The residual charges used to recover the sunk costs of the power grid should be levied solely on suppliers in future, Ofgem has said.
The regulator believes removing generators’ liability to pay the charges will prevent market distortions and help to create a level playing field between different types of generation.
However, Ofgem’s working paper on the change elicited criticism from the Association for Decentralised Energy, which says the proposals will have consequences that run counter to government’s industrial strategy and smart energy goals.
Payments for use of the electricity network are divided between forward-looking charges, which are intended to reflect users’ impact on costs due to investments in new capacity, and residual charges, which are intended to recover the sunk costs of the existing infrastructure.
At the moment, both suppliers and generators are required to pay residual charges, but in an update to the significant code review which it commenced in August, Ofgem today (6 October) revealed plans to shift the burden to suppliers alone.
“Residual charges are intended to ensure revenue recovery and are not designed to incentivise specific actions by network users,” the paper states. “However, they can create significant opportunities for some users to avoid paying them if they are not well designed.”
Ofgem says the current charging arrangements allow some users to reduce their exposure to network costs by adjusting their production and consumption of power.
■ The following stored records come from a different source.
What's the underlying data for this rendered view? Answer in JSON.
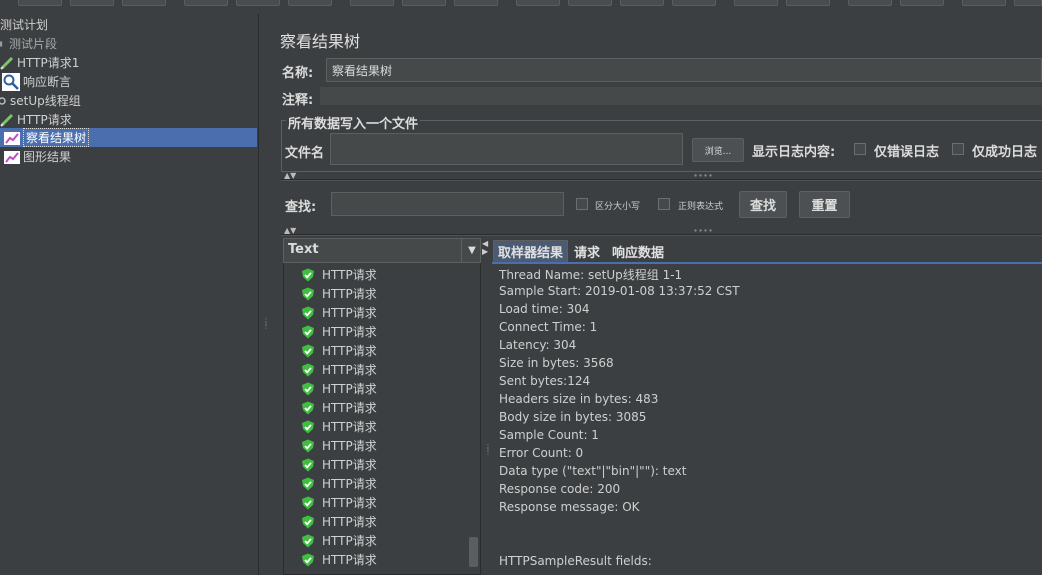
{
  "tree": {
    "items": [
      {
        "label": "测试计划",
        "icon": "test-plan-icon",
        "depth": 0
      },
      {
        "label": "测试片段",
        "icon": "test-fragment-icon",
        "depth": 0
      },
      {
        "label": "HTTP请求1",
        "icon": "sampler-pen-icon",
        "depth": 0
      },
      {
        "label": "响应断言",
        "icon": "assertion-magnifier-icon",
        "depth": 1
      },
      {
        "label": "setUp线程组",
        "icon": "thread-group-gear-icon",
        "depth": 0
      },
      {
        "label": "HTTP请求",
        "icon": "sampler-pen-icon",
        "depth": 0
      },
      {
        "label": "察看结果树",
        "icon": "listener-chart-icon",
        "depth": 1,
        "selected": true
      },
      {
        "label": "图形结果",
        "icon": "listener-chart-icon",
        "depth": 1
      }
    ]
  },
  "panel": {
    "title": "察看结果树",
    "name_label": "名称:",
    "name_value": "察看结果树",
    "comment_label": "注释:",
    "file_group_title": "所有数据写入一个文件",
    "filename_label": "文件名",
    "browse_label": "浏览...",
    "log_label": "显示日志内容:",
    "errors_only_label": "仅错误日志",
    "success_only_label": "仅成功日志",
    "search_label": "查找:",
    "case_label": "区分大小写",
    "regex_label": "正则表达式",
    "find_button": "查找",
    "reset_button": "重置"
  },
  "renderer": {
    "selected": "Text"
  },
  "samples": [
    "HTTP请求",
    "HTTP请求",
    "HTTP请求",
    "HTTP请求",
    "HTTP请求",
    "HTTP请求",
    "HTTP请求",
    "HTTP请求",
    "HTTP请求",
    "HTTP请求",
    "HTTP请求",
    "HTTP请求",
    "HTTP请求",
    "HTTP请求",
    "HTTP请求",
    "HTTP请求"
  ],
  "tabs": [
    {
      "label": "取样器结果",
      "active": true
    },
    {
      "label": "请求",
      "active": false
    },
    {
      "label": "响应数据",
      "active": false
    }
  ],
  "result_lines": [
    "Thread Name: setUp线程组 1-1",
    "Sample Start: 2019-01-08 13:37:52 CST",
    "Load time: 304",
    "Connect Time: 1",
    "Latency: 304",
    "Size in bytes: 3568",
    "Sent bytes:124",
    "Headers size in bytes: 483",
    "Body size in bytes: 3085",
    "Sample Count: 1",
    "Error Count: 0",
    "Data type (\"text\"|\"bin\"|\"\"): text",
    "Response code: 200",
    "Response message: OK",
    "",
    "",
    "HTTPSampleResult fields:"
  ],
  "colors": {
    "background": "#3c3f41",
    "selection": "#4b6eaf",
    "success_green": "#3fbf3f"
  }
}
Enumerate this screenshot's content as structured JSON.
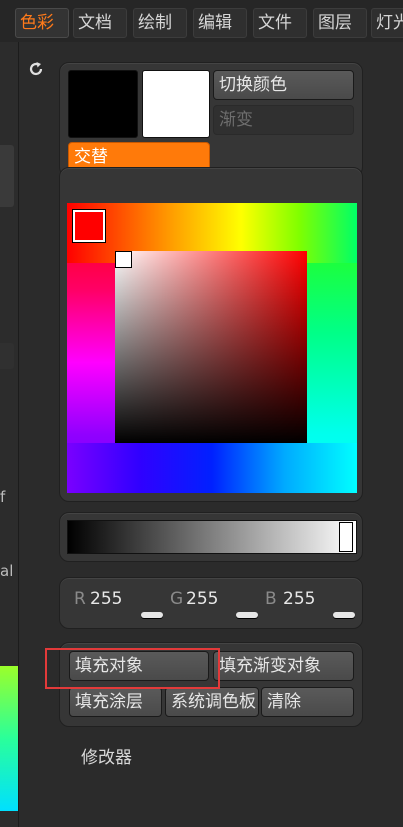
{
  "menu": {
    "items": [
      {
        "label": "色彩",
        "active": true
      },
      {
        "label": "文档",
        "active": false
      },
      {
        "label": "绘制",
        "active": false
      },
      {
        "label": "编辑",
        "active": false
      },
      {
        "label": "文件",
        "active": false
      },
      {
        "label": "图层",
        "active": false
      },
      {
        "label": "灯光",
        "active": false
      }
    ]
  },
  "background": {
    "text_1": "f",
    "text_2": "al"
  },
  "palette": {
    "main_color": "#000000",
    "secondary_color": "#ffffff",
    "switch_color_label": "切换颜色",
    "gradient_label": "渐变",
    "alternate_label": "交替",
    "hue_color": "#ff0000",
    "rgb": {
      "r_label": "R",
      "r_value": "255",
      "g_label": "G",
      "g_value": "255",
      "b_label": "B",
      "b_value": "255"
    },
    "actions": {
      "fill_object": "填充对象",
      "fill_gradient_object": "填充渐变对象",
      "fill_layer": "填充涂层",
      "system_palette": "系统调色板",
      "clear": "清除"
    },
    "modifiers_label": "修改器"
  },
  "colors": {
    "accent": "#ff7a0a",
    "highlight": "#e23a3a"
  }
}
Without reforms, those users which are able unable to do likewise will be left to pay for a growing share of the bill. They are likely to include small businesses and households in general, and more vulnerable customers in particular.
By enabling some network users to avoid the charges, the present arrangements also affect operational and investment decisions by generators – potentially adding to overall system costs.
Ofgem plans to end these distortions by removing generators’ liability to pay the charges. The regulator says this will level the playing field for different types of generation, for example, between domestic and interconnected generation and potentially also between metered and behind-the-meter generation.
It says this is preferable to either splitting the charges between generators and suppliers or charging only generators, since neither alternative would entirely remove the distortions which it is attempting to address.
The regulator also argues that loading the charges solely onto suppliers will be simpler than creating a new split system and would represent the least change when compared to the present situation as suppliers already shoulder the majority of residual charges.
The working paper includes potential mechanisms for the allocation of residual charges. The options still on the table are: continuing with the current arrangements; fixed charges per user; ex ante and ex post capacity demand charges; and gross volumetric consumption charges (although only for business customers). The last option would see customers charged for all electricity they consume, including power produced from behind-the-meter generation.
Net volumetric demand charges, net volumetric import and export charges, and peak import or export capacity charges have all been discounted as potential solutions.
Ofgem will now conduct further assessments of the options deemed to be viable.
Responding to the update, the Association for Decentralised Energy (ADE) warned that exposing behind-the-meter generation to residual charges would undermine the ability of businesses to help realise the government’s energy policy goals.
“We welcome consideration of new ideas to ensure all customers, including those with and without their own generation, are charged fairly to pay for network costs,” said ADE director Tim Rotheray.
“But at a time that the national electricity network costs have grown from £943 million in 2007 to £3.7 billion by 2021, we need to be doing all we can to incentivise behaviour that keeps network costs down.
“For Ofgem’s review to be done right, it needs to fully, carefully and methodically consider the costs and benefits that business energy users provide to all consumers over the long term by reducing their use of the electricity networks. Otherwise Ofgem will be asking business users to pay over the odds for networks they barely use, and industrial sites will see large, unfair increases in their electricity bills in contradiction with the aims of the government’s energy cost review.”
The regulator’s latest proposals for changes to the way residual charges are applied follows its decision earlier this year to drastically reduce the triad avoidance payments that small-scale distributed generators can earn by helping suppliers to reduce their residual transmission charges.